Preparations for a dramatic follow-up to the discovery of the "God particle" will be taking place at the Large Hadron Collider throughout 2014.
The giant atom-smashing machine is currently shut down as technicians and scientists work on its upgrade.
By the end of the year they should be ready to boost its particle energy from eight trillion electrovolts, or teraelectronvolts (TeV) to 14 TeV.
This will allow it to perform the highest energy particle collisions ever attempted.
A new series of experiments due to resume early in 2015 could take scientists into an uncharted realm of physics known as Beyond the Standard Model.

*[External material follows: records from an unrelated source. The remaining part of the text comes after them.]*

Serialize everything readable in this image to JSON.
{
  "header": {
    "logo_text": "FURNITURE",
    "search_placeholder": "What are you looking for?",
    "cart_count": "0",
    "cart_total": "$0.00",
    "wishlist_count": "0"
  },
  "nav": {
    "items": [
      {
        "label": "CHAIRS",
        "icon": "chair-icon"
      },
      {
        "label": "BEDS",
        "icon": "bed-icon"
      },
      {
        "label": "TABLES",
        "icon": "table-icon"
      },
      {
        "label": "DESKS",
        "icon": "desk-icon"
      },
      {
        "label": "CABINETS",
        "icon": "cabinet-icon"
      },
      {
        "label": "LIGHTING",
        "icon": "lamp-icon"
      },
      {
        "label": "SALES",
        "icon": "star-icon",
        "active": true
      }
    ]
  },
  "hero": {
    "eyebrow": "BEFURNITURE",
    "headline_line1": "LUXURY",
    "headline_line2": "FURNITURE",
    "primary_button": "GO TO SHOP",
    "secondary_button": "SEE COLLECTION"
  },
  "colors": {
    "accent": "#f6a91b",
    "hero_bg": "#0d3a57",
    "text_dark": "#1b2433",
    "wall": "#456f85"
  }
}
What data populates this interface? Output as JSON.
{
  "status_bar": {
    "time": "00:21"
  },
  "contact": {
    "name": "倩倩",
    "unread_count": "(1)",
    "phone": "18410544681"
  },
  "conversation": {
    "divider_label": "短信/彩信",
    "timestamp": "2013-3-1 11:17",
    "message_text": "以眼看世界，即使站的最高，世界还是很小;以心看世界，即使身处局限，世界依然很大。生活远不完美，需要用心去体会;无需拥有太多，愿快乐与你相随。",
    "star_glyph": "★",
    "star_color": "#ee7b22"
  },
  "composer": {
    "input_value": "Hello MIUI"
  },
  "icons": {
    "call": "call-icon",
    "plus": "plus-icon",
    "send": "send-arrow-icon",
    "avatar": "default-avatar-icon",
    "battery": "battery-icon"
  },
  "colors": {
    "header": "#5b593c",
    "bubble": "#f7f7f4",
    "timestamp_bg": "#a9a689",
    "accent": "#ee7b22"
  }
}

It opens up the possibility of solving the riddle of Dark Matter, finding evidence of a far-reaching cosmic concept known as "supersymmetry", and even discovering signs of extra hidden dimensions that help explain the mystery of gravity.
Scientists may also uncover more Higgs bosons – different versions of the so-called "God particle", predicted by Bristol's Nobel laureate Professor Peter Higgs, that gives other particles mass. The Higgs boson was the last missing piece of the Standard Model, a blueprint of interacting forces and elementary particles that has stood in place since the early 1970s. Now scientists want to go further, beyond the Standard Model, to expand their theories about how the universe works.
Professor Tony Doyle, from the University of Glasgow, a leading member of the team operating the giant Atlas detector at the LHC, said: "The idea now is that with the last missing piece of the Standard Model in place, the search now is for things that go beyond it."